Theresa May(Photo: Reuters)

Theresa May has warned about the religious liberty implications of a ban on public worship during the second national lockdown in England. 

In the Commons this week, the former Prime Minister, who is herself Christian, said the precedent set by the temporary bans on public worship during both lockdowns could be "misused" by future governments. 

"I just want to make one word about public worship and echo the concerns of others," she said.

"My concern is that the Government today, making it illegal to conduct an act of public worship for the best of intentions, sets a precedent that could be misused for a government in the future with the worst of intentions, and it has unintended consequences."

Churches and other places of worship were forced to close their doors on Thursday for all but a few circumstances, including private prayer, funerals, and broadcasting services.

The changes affect Remembrance services taking place this Sunday, with Mrs May saying that the fallen "deserve better" than a pre-recorded online service.

 "The Covid secure remembrance service in Worcester Cathedral is now going to be turned into a pre-recorded online service," she said.

"Surely those men and women who gave down their lives for our freedom deserve better than this?

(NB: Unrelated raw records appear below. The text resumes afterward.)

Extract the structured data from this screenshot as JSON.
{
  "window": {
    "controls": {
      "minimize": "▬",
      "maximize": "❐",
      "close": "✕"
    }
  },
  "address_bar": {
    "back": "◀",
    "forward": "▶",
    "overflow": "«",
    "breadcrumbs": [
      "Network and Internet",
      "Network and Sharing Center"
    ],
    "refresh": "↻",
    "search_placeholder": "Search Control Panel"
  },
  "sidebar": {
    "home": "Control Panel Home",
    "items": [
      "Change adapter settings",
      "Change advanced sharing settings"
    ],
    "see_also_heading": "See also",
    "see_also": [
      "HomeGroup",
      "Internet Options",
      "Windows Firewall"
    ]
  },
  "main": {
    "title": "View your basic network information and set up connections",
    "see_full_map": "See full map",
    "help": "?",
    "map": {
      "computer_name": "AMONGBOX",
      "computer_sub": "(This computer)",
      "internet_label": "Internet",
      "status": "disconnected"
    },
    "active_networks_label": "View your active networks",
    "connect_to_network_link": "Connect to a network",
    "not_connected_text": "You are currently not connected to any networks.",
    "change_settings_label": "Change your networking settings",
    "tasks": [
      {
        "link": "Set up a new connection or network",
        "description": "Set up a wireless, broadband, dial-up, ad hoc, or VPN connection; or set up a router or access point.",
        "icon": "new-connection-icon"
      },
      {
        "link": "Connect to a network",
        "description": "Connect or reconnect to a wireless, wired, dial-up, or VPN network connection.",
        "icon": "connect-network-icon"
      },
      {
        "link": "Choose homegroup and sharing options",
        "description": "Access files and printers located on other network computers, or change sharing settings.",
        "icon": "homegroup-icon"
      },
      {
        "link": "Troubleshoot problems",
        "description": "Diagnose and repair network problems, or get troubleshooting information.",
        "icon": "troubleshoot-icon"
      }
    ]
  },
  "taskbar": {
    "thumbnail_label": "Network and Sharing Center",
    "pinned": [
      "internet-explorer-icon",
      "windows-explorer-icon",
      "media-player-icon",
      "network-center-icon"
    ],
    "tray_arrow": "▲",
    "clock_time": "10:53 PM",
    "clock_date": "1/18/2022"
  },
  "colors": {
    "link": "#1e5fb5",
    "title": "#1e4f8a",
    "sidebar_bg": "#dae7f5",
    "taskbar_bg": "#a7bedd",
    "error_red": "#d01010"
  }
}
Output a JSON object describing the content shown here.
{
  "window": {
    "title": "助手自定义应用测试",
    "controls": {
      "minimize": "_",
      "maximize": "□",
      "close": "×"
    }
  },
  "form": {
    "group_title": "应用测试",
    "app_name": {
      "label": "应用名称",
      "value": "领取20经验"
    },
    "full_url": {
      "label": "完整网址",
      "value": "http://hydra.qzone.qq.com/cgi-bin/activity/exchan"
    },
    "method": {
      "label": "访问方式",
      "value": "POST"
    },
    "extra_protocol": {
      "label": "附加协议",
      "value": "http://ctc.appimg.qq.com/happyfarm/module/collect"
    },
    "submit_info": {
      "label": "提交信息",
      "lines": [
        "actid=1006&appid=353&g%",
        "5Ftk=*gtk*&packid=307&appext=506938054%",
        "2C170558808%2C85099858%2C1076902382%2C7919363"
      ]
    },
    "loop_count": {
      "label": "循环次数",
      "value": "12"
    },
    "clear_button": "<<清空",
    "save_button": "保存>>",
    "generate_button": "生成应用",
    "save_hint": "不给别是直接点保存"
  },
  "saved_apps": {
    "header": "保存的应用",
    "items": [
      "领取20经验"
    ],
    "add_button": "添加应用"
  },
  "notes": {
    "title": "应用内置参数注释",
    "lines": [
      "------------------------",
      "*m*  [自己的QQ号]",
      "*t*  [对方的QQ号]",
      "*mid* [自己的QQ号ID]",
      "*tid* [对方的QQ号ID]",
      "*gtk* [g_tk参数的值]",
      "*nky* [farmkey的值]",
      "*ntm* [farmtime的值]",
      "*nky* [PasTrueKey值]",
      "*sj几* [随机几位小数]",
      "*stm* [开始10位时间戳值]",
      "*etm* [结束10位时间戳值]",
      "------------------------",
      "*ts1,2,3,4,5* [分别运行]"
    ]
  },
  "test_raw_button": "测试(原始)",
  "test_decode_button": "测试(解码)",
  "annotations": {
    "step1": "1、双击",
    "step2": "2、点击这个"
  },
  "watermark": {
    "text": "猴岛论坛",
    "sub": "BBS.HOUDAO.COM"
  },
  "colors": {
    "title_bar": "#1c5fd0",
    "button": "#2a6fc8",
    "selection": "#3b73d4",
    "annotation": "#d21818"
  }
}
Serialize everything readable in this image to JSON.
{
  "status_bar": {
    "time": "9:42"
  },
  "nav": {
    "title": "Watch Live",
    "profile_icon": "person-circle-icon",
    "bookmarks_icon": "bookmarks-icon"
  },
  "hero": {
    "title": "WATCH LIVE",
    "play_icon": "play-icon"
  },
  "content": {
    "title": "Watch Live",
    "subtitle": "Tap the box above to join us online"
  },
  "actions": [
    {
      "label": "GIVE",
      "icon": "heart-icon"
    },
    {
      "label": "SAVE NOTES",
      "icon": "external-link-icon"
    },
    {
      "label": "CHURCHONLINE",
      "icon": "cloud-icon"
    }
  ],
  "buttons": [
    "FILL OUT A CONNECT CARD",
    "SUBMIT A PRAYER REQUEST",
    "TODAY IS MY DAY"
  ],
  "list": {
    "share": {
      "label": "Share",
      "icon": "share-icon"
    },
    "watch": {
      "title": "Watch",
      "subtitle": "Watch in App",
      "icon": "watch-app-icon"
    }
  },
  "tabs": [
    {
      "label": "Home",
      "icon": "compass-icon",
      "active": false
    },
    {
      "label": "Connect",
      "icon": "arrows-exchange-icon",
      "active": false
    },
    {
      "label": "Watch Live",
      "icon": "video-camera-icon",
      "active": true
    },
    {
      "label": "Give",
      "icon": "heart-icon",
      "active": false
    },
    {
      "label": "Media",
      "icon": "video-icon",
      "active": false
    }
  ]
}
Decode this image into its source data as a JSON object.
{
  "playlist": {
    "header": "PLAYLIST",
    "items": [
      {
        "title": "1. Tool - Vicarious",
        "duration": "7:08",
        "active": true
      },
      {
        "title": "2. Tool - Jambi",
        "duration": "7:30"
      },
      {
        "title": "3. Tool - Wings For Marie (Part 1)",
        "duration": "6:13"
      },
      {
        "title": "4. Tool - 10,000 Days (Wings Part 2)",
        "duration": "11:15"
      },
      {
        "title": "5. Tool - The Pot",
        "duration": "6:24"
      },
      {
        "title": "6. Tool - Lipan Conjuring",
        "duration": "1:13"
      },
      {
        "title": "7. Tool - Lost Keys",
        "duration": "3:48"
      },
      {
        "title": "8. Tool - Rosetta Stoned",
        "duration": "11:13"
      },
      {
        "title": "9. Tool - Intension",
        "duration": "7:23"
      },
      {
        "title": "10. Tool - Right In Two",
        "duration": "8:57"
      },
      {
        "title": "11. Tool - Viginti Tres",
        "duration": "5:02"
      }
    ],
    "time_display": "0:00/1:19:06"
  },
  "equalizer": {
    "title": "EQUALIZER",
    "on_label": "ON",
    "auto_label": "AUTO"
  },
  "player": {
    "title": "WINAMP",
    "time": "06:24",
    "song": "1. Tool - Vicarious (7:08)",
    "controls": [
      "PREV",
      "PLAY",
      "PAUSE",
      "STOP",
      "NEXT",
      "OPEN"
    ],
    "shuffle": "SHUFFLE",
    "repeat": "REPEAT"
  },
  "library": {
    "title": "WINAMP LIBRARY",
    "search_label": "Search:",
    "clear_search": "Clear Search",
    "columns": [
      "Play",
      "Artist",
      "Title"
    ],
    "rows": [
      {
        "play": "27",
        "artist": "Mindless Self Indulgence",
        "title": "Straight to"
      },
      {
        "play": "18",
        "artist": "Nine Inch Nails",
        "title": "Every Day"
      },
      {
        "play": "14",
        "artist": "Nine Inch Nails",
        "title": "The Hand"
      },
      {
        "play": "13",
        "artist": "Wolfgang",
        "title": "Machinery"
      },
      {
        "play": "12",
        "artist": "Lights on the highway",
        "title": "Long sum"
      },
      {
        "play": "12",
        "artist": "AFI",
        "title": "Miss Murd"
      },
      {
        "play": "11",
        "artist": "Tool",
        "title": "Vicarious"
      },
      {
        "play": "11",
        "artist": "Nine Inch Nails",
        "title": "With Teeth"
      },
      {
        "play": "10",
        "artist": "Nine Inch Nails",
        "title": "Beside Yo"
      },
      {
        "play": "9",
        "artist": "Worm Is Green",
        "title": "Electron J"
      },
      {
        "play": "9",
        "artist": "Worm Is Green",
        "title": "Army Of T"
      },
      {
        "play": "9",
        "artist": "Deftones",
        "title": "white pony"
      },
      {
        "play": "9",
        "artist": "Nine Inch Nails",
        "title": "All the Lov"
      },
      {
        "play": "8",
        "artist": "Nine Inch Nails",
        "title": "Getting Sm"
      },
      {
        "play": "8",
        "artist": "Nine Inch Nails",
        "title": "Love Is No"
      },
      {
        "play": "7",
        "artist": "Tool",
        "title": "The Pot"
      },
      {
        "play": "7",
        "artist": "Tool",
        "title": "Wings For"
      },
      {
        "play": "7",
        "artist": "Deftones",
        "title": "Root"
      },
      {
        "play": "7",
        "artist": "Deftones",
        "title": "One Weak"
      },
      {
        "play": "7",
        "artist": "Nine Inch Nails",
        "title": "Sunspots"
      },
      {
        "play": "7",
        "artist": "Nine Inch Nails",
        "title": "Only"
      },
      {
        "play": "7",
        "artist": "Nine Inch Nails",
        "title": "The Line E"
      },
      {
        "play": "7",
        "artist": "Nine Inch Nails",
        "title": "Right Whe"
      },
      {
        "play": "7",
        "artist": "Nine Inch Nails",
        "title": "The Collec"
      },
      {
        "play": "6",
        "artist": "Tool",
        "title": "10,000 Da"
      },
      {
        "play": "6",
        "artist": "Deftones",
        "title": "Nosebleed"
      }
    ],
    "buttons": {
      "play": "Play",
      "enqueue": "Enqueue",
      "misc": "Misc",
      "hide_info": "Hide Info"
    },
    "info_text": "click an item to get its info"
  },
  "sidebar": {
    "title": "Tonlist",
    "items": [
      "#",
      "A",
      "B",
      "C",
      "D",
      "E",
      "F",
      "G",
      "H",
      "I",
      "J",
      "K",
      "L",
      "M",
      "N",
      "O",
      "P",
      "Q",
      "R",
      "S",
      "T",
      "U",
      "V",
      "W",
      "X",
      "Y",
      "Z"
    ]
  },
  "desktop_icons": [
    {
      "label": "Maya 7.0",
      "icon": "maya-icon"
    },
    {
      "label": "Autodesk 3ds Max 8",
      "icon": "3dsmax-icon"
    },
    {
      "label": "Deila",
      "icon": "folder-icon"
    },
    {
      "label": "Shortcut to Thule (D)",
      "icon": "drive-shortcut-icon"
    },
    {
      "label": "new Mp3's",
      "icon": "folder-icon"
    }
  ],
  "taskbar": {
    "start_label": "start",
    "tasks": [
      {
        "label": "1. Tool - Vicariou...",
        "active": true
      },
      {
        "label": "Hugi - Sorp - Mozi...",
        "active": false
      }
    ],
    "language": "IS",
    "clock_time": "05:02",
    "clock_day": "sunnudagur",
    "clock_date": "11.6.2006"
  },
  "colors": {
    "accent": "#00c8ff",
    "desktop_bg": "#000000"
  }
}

The public and Parliament wants to support the Government to take the right decisions.

"To do that we need to have the right figures, the right data and the proper information."

Prime Minister Boris Johnson has twice apologised this week for the closure of churches but has refused to lift the restrictions in spite of pressure from Church leaders, including the Arcbishop of Canterbury and Cardinal Vincent Nichols. 

The ban is set to remain in place until the temporary lockdown ends on 2 December.